━━━ Data for this task ━━━

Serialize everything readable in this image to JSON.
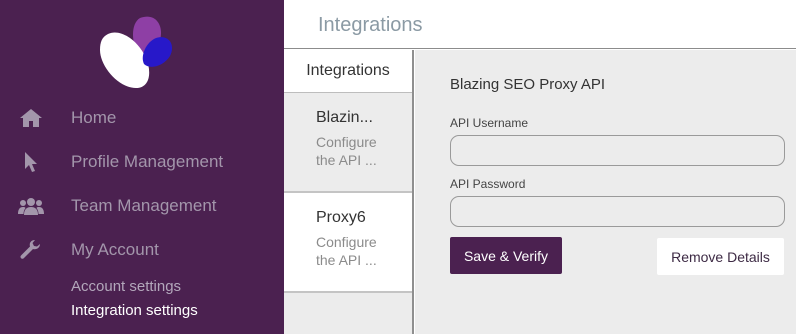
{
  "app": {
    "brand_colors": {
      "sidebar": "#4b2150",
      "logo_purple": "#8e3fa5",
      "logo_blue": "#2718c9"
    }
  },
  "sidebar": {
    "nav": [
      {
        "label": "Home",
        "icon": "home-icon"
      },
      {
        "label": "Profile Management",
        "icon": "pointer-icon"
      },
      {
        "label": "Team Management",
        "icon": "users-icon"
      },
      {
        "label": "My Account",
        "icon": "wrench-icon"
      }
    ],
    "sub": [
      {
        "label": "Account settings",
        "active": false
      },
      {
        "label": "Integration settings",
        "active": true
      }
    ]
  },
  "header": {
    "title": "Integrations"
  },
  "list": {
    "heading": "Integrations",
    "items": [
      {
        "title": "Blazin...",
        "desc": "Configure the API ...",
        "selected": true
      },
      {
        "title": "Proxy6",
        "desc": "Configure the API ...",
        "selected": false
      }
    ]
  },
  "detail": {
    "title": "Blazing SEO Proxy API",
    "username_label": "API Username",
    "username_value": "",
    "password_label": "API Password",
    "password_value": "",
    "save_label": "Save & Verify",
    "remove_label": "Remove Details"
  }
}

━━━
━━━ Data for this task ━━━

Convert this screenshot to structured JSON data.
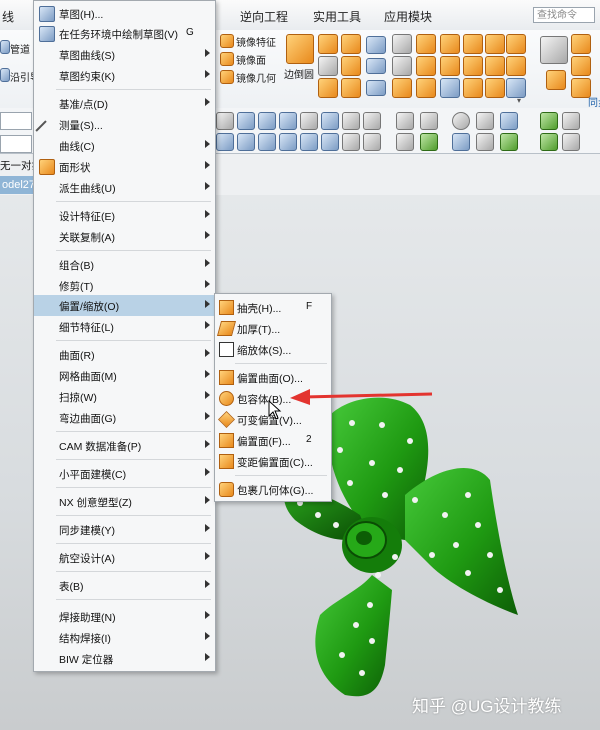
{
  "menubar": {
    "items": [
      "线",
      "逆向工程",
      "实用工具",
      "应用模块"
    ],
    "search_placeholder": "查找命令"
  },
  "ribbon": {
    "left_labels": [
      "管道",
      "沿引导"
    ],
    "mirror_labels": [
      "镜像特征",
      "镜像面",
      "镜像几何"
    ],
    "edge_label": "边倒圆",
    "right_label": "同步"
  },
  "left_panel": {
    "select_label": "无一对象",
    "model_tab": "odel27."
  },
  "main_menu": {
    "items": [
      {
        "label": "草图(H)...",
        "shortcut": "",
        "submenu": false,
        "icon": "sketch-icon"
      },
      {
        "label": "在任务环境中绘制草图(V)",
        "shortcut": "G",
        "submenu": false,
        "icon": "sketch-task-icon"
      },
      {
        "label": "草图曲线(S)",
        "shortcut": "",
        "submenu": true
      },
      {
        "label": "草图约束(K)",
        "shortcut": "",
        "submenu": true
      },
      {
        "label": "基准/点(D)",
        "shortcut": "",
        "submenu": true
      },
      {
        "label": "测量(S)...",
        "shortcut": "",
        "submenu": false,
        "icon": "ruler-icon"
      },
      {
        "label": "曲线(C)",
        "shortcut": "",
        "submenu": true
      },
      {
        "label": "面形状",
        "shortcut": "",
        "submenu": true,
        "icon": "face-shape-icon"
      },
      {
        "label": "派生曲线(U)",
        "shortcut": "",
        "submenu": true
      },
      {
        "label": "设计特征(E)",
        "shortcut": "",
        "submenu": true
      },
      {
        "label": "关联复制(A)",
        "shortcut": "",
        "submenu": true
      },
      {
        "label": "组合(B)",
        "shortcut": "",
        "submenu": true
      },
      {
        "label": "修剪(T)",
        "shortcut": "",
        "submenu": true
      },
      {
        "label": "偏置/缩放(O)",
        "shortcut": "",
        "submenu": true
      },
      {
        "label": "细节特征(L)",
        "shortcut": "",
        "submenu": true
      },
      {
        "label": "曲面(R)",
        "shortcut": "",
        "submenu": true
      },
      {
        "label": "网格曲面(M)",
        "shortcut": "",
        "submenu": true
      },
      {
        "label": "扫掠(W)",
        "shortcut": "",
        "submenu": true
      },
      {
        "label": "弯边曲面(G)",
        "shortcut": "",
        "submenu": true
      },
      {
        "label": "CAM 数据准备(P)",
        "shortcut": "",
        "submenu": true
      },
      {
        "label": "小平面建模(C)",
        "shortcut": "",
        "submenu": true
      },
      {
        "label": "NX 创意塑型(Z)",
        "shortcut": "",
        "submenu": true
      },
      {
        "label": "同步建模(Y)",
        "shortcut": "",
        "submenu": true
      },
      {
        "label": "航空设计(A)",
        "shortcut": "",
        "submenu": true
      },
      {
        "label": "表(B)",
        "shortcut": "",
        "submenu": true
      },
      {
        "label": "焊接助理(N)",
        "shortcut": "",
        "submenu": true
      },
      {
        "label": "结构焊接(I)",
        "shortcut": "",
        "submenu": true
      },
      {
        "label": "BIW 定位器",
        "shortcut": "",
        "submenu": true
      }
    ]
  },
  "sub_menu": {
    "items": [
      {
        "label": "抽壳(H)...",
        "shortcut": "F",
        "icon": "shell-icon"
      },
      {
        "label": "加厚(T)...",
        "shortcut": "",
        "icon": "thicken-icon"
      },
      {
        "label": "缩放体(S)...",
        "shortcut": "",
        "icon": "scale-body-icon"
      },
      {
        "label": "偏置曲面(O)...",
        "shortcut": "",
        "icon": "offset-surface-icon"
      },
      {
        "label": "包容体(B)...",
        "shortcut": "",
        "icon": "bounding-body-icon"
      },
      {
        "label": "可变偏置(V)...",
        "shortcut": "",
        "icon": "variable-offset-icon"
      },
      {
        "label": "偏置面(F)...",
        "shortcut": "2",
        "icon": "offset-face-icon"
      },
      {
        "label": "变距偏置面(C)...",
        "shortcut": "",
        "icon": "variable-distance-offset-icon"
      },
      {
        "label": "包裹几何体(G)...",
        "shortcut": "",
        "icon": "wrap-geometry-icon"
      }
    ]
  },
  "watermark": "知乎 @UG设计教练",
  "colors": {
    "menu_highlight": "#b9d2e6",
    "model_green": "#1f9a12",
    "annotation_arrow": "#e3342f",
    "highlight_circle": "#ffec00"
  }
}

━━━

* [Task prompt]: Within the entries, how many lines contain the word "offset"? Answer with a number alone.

* [Answer for the task]: 4